Harley-Davidson may represent the standard of travelling motorbikes today, however in the early-1980s, the business remained in genuine monetary difficulty. Compared to its foreign rivals, Harley-Davidson’s bikes were thought about costly and inferior in both efficiency and dependability. The Japanese makers were doing so well with their Universal Japanese Motorcycles in the United States that they chose to begin developing cruisers to appeal to an even higher section of the American population.
Although Honda wasn’t the very first OEM to bring an import cruiser to market, its Shadow would eventually become among the most long-lasting cruiser-style bikes, besides those from Harley-Davidson itself. Honda’s very first Shadows, the VT500 and bigger VT750, were released in1983 They were definitely thought about excellent bikes with normal Honda quality and much better innovation than their American equivalents, they stopped working to entirely win over the cruiser crowd for numerous factors.
To start, their V-twin engines had a broader 52- degree separation angle in between the cylinders, instead of timeless American V-twins which had a 45- degree separation angle. The chrome exhaust pipelines left on both sides of the bike, rather of simply one side. The Shadows utilized a shaft to drive their rear wheels rather of an old-school chain. The Honda’s engines were water-cooled rather of air-cooled, which presented a popular radiator and associated hose pipes to the front of the bikes.
Honda was taken legal action against by Harley-Davidson
Over the next years, Honda would resolve the majority of the criticisms lobbed at the early Shadows by cruiser fans, slowly bringing its styling more detailed and better to Harley-Davidson’s bikes, not to discuss engine size, which would swell approximately 1100 cubic centimeters. This pattern of affecting Harley would culminate in 1995 with the Shadow ACE (American Classic Edition), the most Harley-like Honda. It was even made in America instead of Japan.
But potentially the most significant departure from the previous Shadows is that ACE’s engine utilized a single-pin crankshaft style compared to Honda’s conventional dual-pin crankshaft. This really led to a loss of 10 horse power, so why would Honda do it? The noise. That unique loping noise of a V-twin engine with a single-pin crank. Simply put, similar to a Harley.

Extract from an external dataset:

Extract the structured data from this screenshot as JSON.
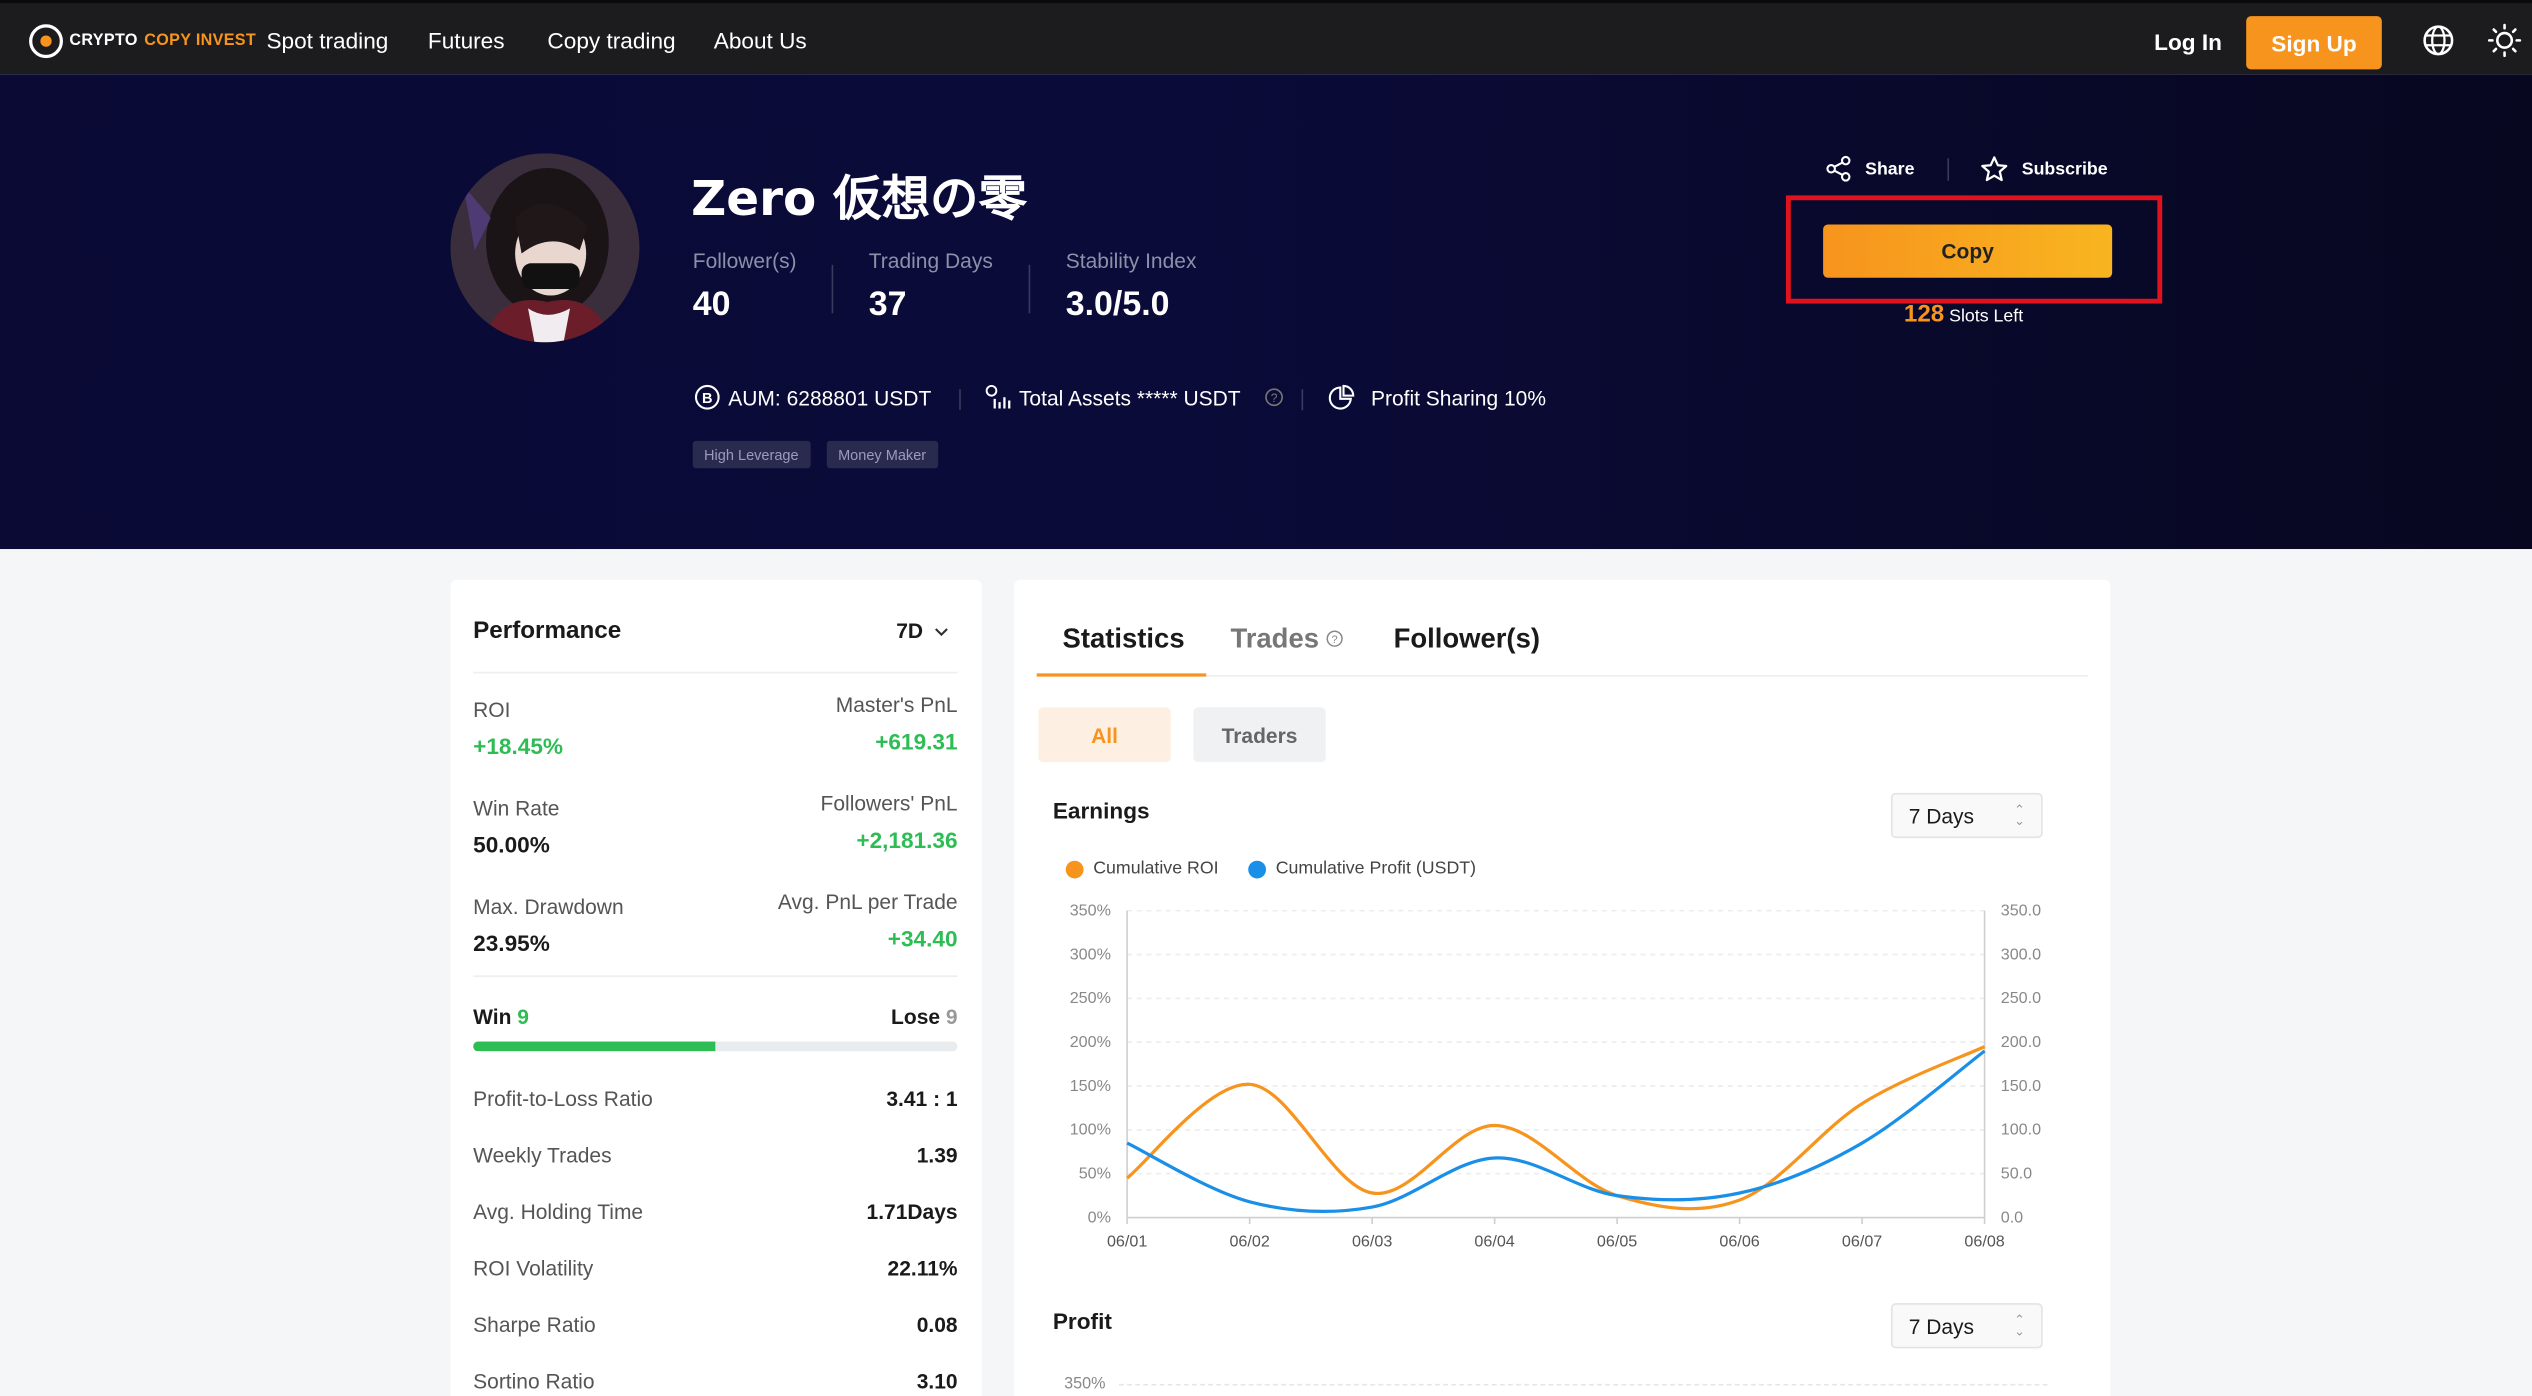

Harley squandered no time at all in taking legal action against Honda over the Shadow ACE, declaring that the unique engine noise was a business hallmark. We’ll never ever understand who may’ve won since Harley-Davidson silently dropped the suit in the late-1990 s. Around that very same time, Honda stopped making the ACE anyhow, picking to focus on its Aero and Sabre variation of the Shadow.
In 2023, a complete 40 years after it debuted, you can still purchase a brand name brand-new 750 cc Honda Shadow motorbike which talks to how strongly this bike has actually sealed itself in American bike culture, even if particular minutes in its history weren’t that proud.